Wakefield teachers are to take part in a new safeguarding seminar to help them tackle the growing number of young people taking and sharing sexualised images of themselves.
It comes after it was revealed that one in four young people under the age of 18 engage in 'sexting'.
In 2018, 2,082 child sexual abuse images were examined by Internet Watch Foundation (IWF) with 96 per cent of the material depicting children in their own homes.
Critically, these images had been harvested by predators from the platforms where children had innocently or naively shared them.
Official reports also show that on average, one child in every primary school classroom has been sent a naked or semi-naked image online from an adult.
The seminar, delivered by the Ineqe Safeguarding Group, a specialist safeguarding company, in partnership with Zurich, one of the major insurers of schools in the UK, comes at a time when the number of offences linked to child sexual exploitation in Yorkshire and the Humber have increased approx. 60 per cent in two years from 297 to 473 offences during 2018-2019.
Earlier this year 20 people were arrested in Wakefield during an investigation into organised child sexual exploitation in the city.
The seminar will provide emergency information and guidance on dealing with ‘sexting’ incidents, an overview on the language used during ‘sexting’, vital information about the impact on mental health from ‘sexting incidents’ as well as common motivations for young people to engage in ‘sexting’ and ‘image sharing’.
The events will be delivered in five cities across the UK including Wakefield, London, Bristol, Preston and Birmingham.
Jim Gamble QPM CEO of Ineqe Safeguarding Group said: “There won’t be a parent, carer, teacher or other safeguarding professional in Wakefield who will not be familiar with, or concerned about, this growing problem.
"Young people now live in a digital world, where social media, reinforced by the world of celebrity influencers and reality TV, encourages them to do whatever it takes to ‘celebritise’ themselves.
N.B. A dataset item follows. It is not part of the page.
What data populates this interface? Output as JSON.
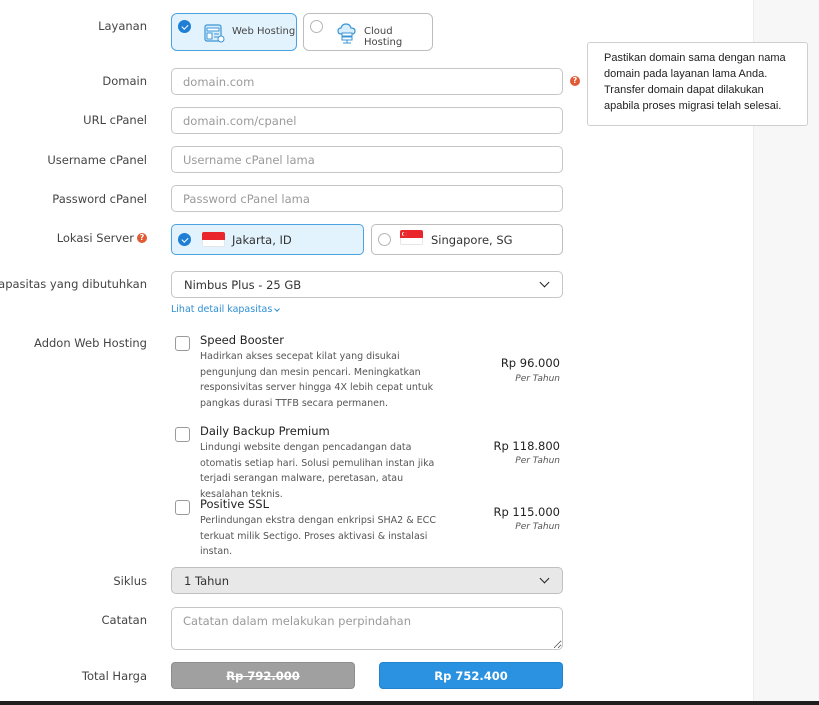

With this culture comes unprecedented levels of harm and risk.
“Understanding the final destination of self-generated imagery is vital.
"These seminars represent a great opportunity for everyone involved in the Safer Schools partnership across Wakefield to share and strengthen their knowledge.
"Critically this information will also be reflected in our Safer Schools partnership app, available to parents, carers and safeguarding professionals, so the information they need will always be where they need it, when they need it, in their pockets.”
Marie Williams, Safeguarding Risk Consultant at Zurich said: “These events have been organised in response to an alarming number of concerns we have had from teachers, social workers and other safeguarding professionals.
"It’s most striking that in some cases young people are sharing images which may end up being reproduced on other sites.
"Every time these images are shared further, a young person is re-victimised so we need to make every effort to educate our children, parents and guardians, and entire schools communities about online risks and how to avoid situation where a child may become a victim of online sexual abuse.”